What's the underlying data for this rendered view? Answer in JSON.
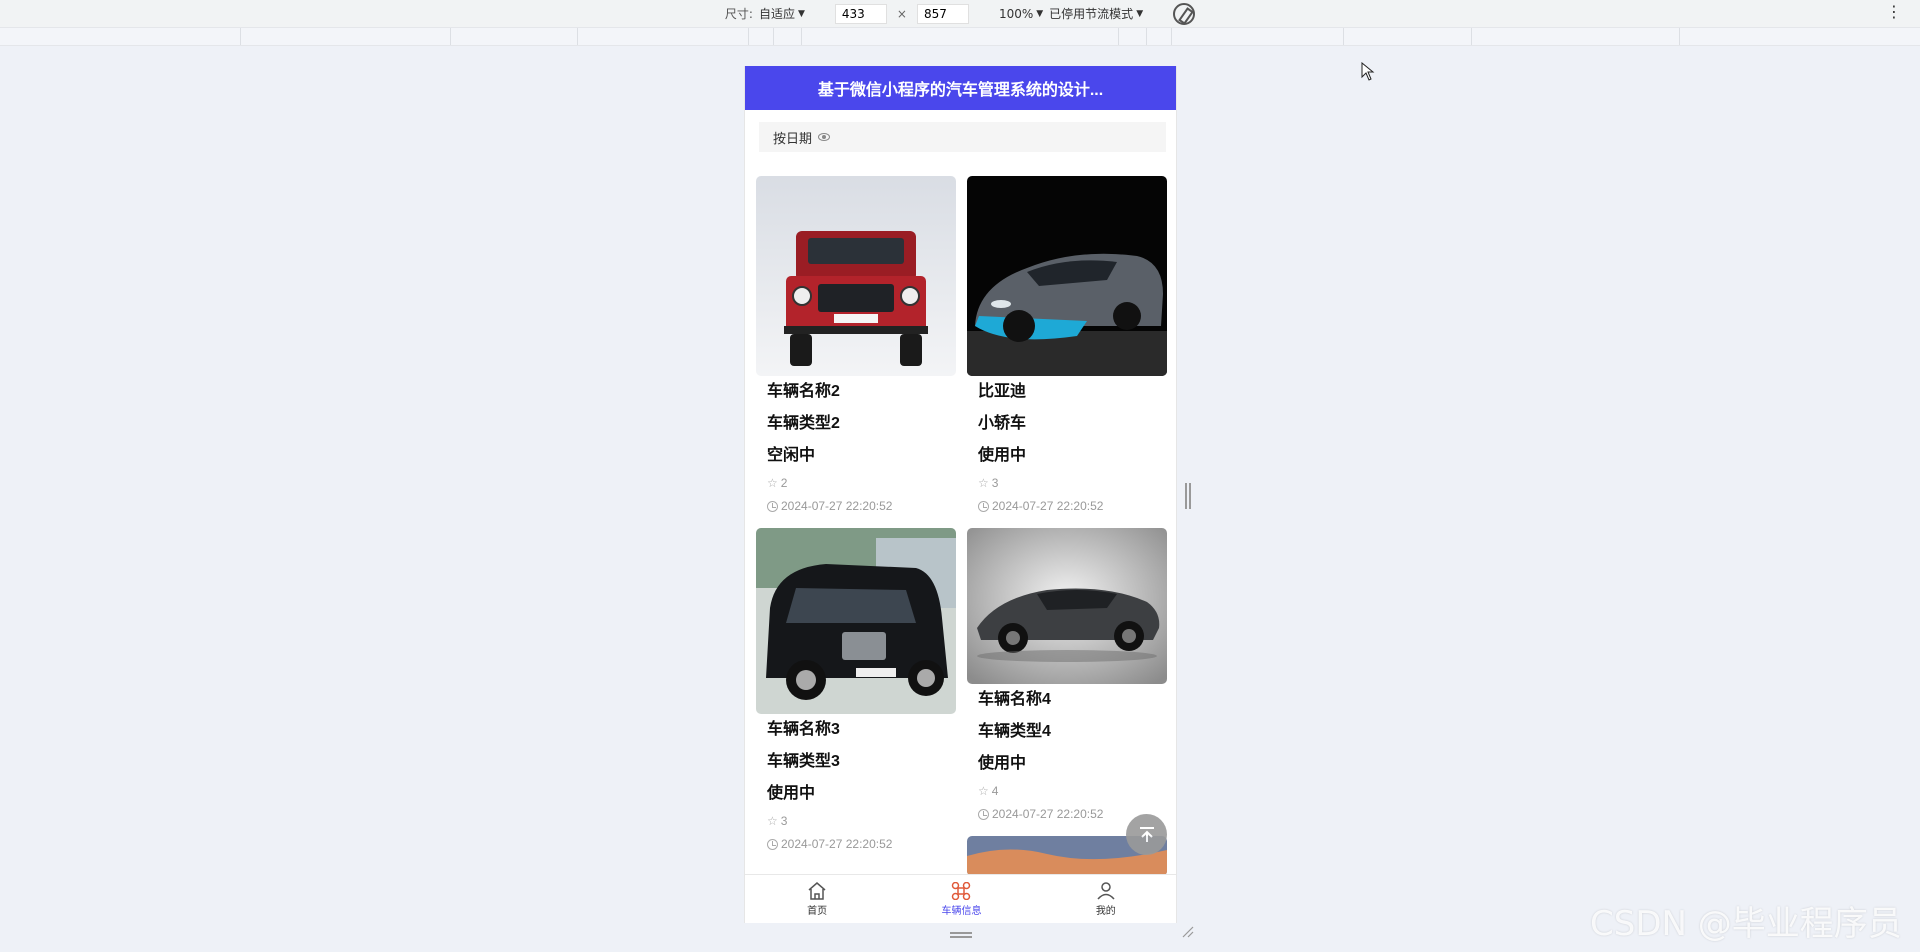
{
  "devtools": {
    "size_label": "尺寸:",
    "size_mode": "自适应",
    "width": "433",
    "times": "×",
    "height": "857",
    "zoom": "100%",
    "throttle": "已停用节流模式"
  },
  "app": {
    "title": "基于微信小程序的汽车管理系统的设计...",
    "sort_label": "按日期"
  },
  "cards_left": [
    {
      "name": "车辆名称2",
      "type": "车辆类型2",
      "status": "空闲中",
      "likes": "2",
      "date": "2024-07-27 22:20:52"
    },
    {
      "name": "车辆名称3",
      "type": "车辆类型3",
      "status": "使用中",
      "likes": "3",
      "date": "2024-07-27 22:20:52"
    }
  ],
  "cards_right": [
    {
      "name": "比亚迪",
      "type": "小轿车",
      "status": "使用中",
      "likes": "3",
      "date": "2024-07-27 22:20:52"
    },
    {
      "name": "车辆名称4",
      "type": "车辆类型4",
      "status": "使用中",
      "likes": "4",
      "date": "2024-07-27 22:20:52"
    }
  ],
  "tabbar": {
    "home": "首页",
    "vehicles": "车辆信息",
    "mine": "我的"
  },
  "watermark": "CSDN @毕业程序员",
  "colors": {
    "accent": "#4a47ec"
  }
}
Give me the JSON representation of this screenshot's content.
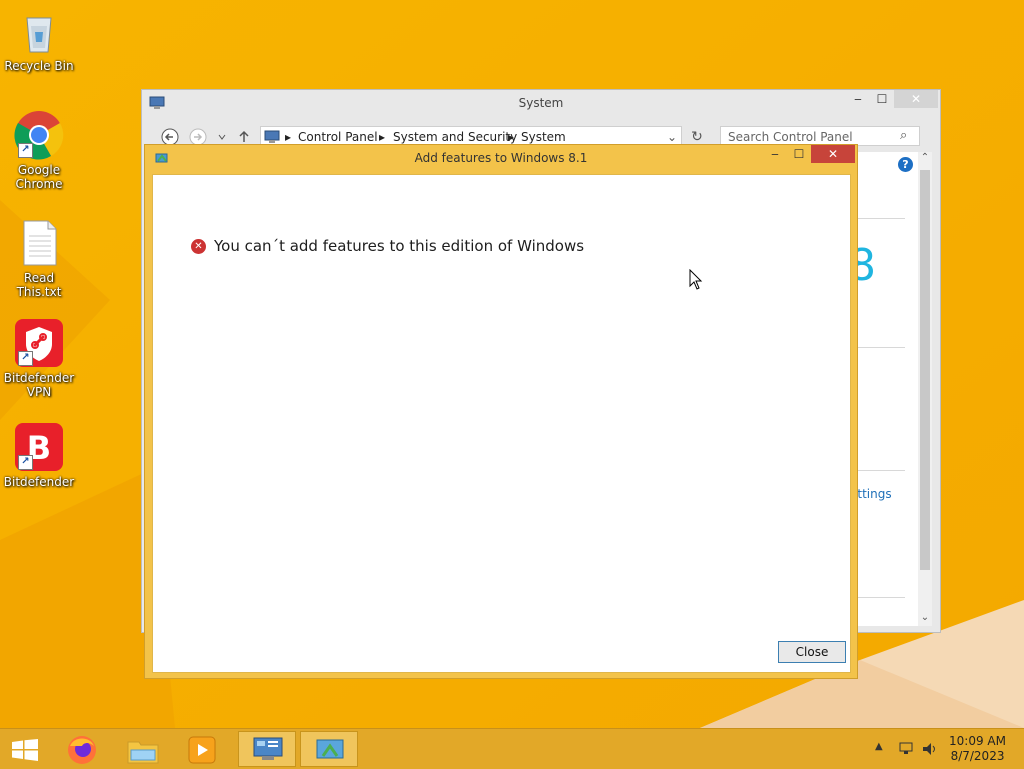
{
  "desktop": {
    "icons": [
      {
        "label": "Recycle Bin"
      },
      {
        "label": "Google Chrome"
      },
      {
        "label": "Read This.txt"
      },
      {
        "label": "Bitdefender VPN"
      },
      {
        "label": "Bitdefender"
      }
    ]
  },
  "system_window": {
    "title": "System",
    "breadcrumb": [
      "Control Panel",
      "System and Security",
      "System"
    ],
    "search_placeholder": "Search Control Panel",
    "partial_text_8": "8",
    "partial_link": "ettings"
  },
  "dialog": {
    "title": "Add features to Windows 8.1",
    "error_message": "You can´t add features to this edition of Windows",
    "close_button": "Close"
  },
  "taskbar": {
    "time": "10:09 AM",
    "date": "8/7/2023"
  },
  "colors": {
    "wallpaper": "#f6b000",
    "dialog_frame": "#f3c34a",
    "close_red": "#c7443a",
    "accent_blue": "#1e88c8"
  }
}
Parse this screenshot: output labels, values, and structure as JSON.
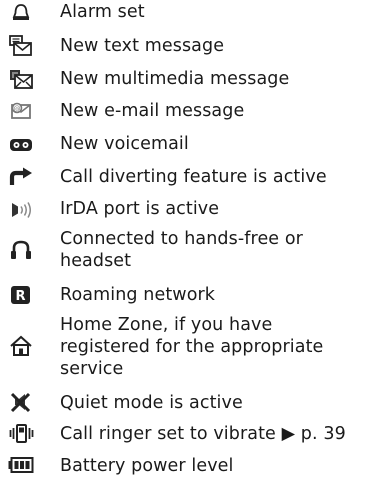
{
  "indicators": [
    {
      "icon": "alarm-bell-icon",
      "text": "Alarm set"
    },
    {
      "icon": "new-text-message-icon",
      "text": "New text message"
    },
    {
      "icon": "new-multimedia-message-icon",
      "text": "New multimedia message"
    },
    {
      "icon": "new-email-message-icon",
      "text": "New e-mail message"
    },
    {
      "icon": "voicemail-icon",
      "text": "New voicemail"
    },
    {
      "icon": "call-divert-icon",
      "text": "Call diverting feature is active"
    },
    {
      "icon": "irda-port-icon",
      "text": "IrDA port is active"
    },
    {
      "icon": "headset-icon",
      "text": "Connected to hands-free or",
      "text2": "headset"
    },
    {
      "icon": "roaming-icon",
      "text": "Roaming network"
    },
    {
      "icon": "home-zone-icon",
      "text": "Home Zone, if you have",
      "text2": "registered for the appropriate",
      "text3": "service"
    },
    {
      "icon": "quiet-mode-icon",
      "text": "Quiet mode is active"
    },
    {
      "icon": "vibrate-icon",
      "text": "Call ringer set to vibrate ▶ p. 39"
    },
    {
      "icon": "battery-level-icon",
      "text": "Battery power level"
    }
  ]
}
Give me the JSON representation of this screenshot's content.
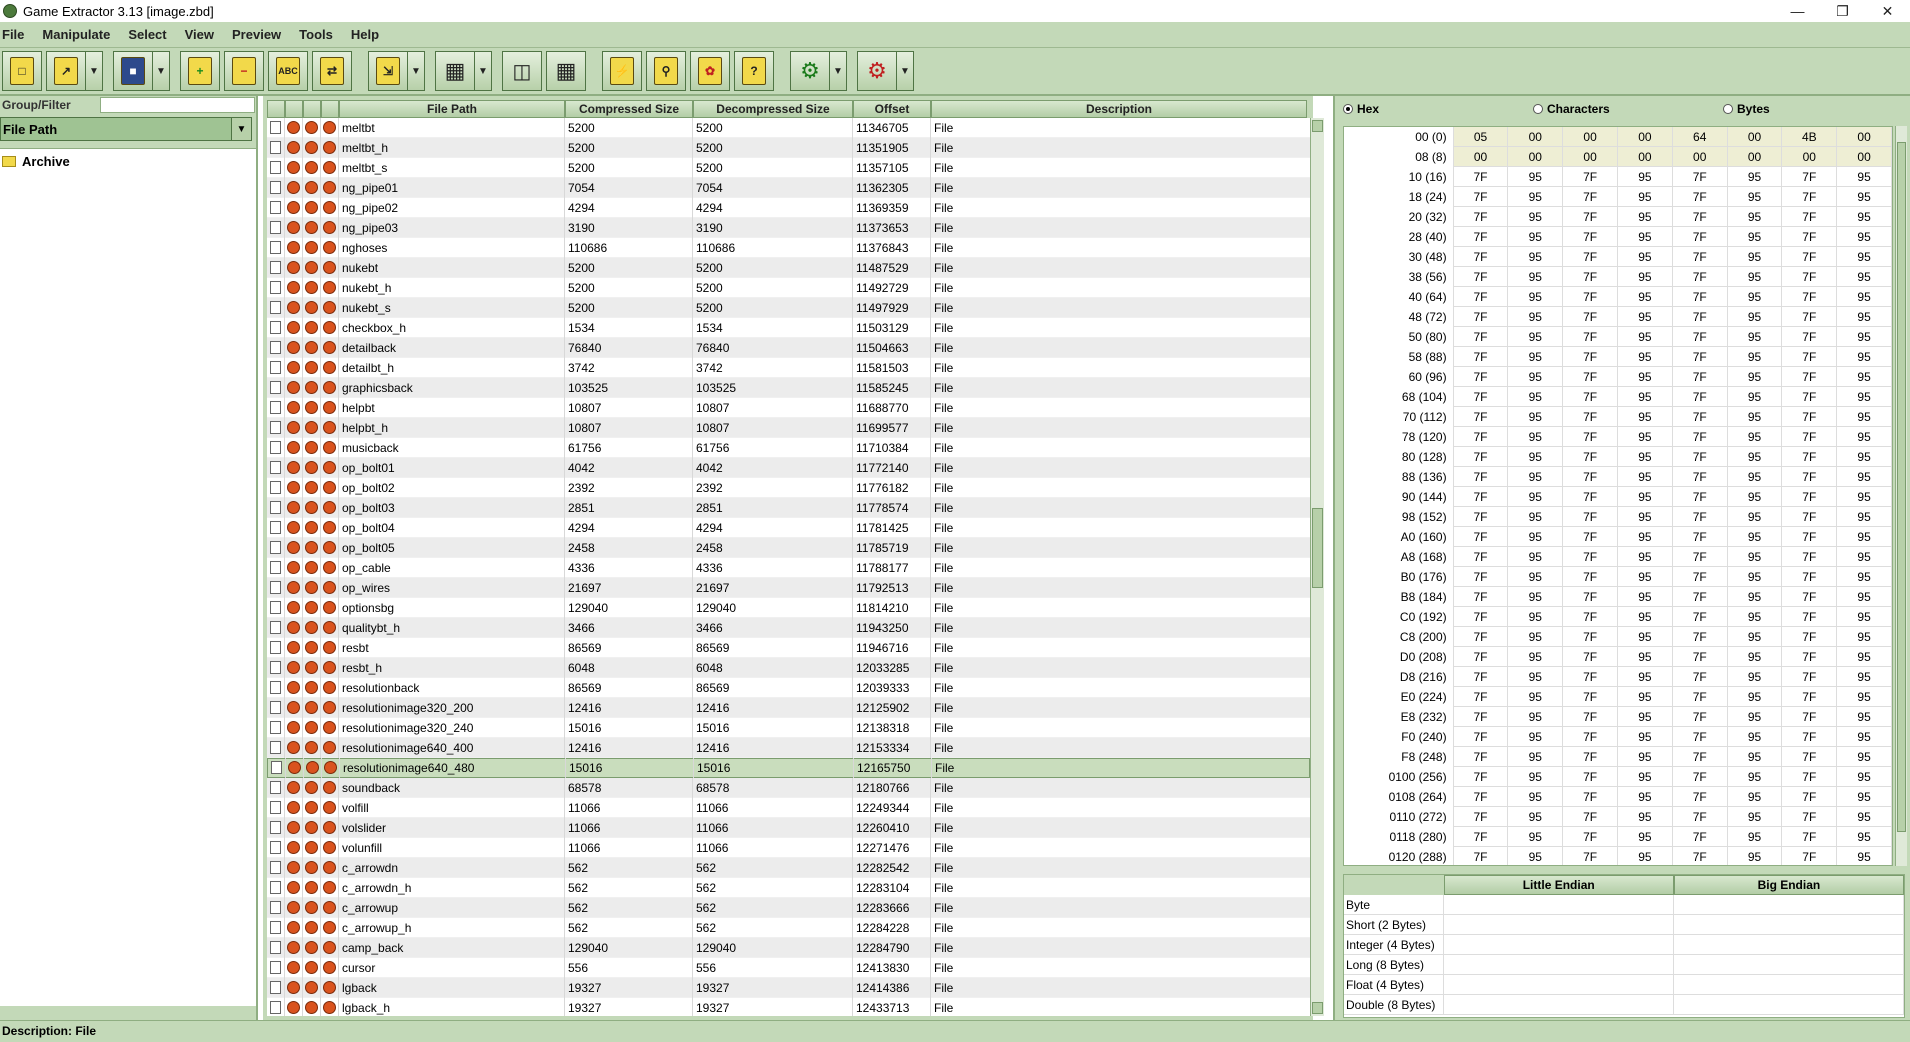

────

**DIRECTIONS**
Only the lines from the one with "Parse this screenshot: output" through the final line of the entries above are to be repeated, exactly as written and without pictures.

**RESULT BELOW**
Parse this screenshot: output labels, values, and structure as JSON.
{
  "indicators": [
    {
      "icon": "alarm-bell-icon",
      "text": "Alarm set"
    },
    {
      "icon": "new-text-message-icon",
      "text": "New text message"
    },
    {
      "icon": "new-multimedia-message-icon",
      "text": "New multimedia message"
    },
    {
      "icon": "new-email-message-icon",
      "text": "New e-mail message"
    },
    {
      "icon": "voicemail-icon",
      "text": "New voicemail"
    },
    {
      "icon": "call-divert-icon",
      "text": "Call diverting feature is active"
    },
    {
      "icon": "irda-port-icon",
      "text": "IrDA port is active"
    },
    {
      "icon": "headset-icon",
      "text": "Connected to hands-free or",
      "text2": "headset"
    },
    {
      "icon": "roaming-icon",
      "text": "Roaming network"
    },
    {
      "icon": "home-zone-icon",
      "text": "Home Zone, if you have",
      "text2": "registered for the appropriate",
      "text3": "service"
    },
    {
      "icon": "quiet-mode-icon",
      "text": "Quiet mode is active"
    },
    {
      "icon": "vibrate-icon",
      "text": "Call ringer set to vibrate ▶ p. 39"
    },
    {
      "icon": "battery-level-icon",
      "text": "Battery power level"
    }
  ]
}
Give me the JSON representation of this screenshot's content.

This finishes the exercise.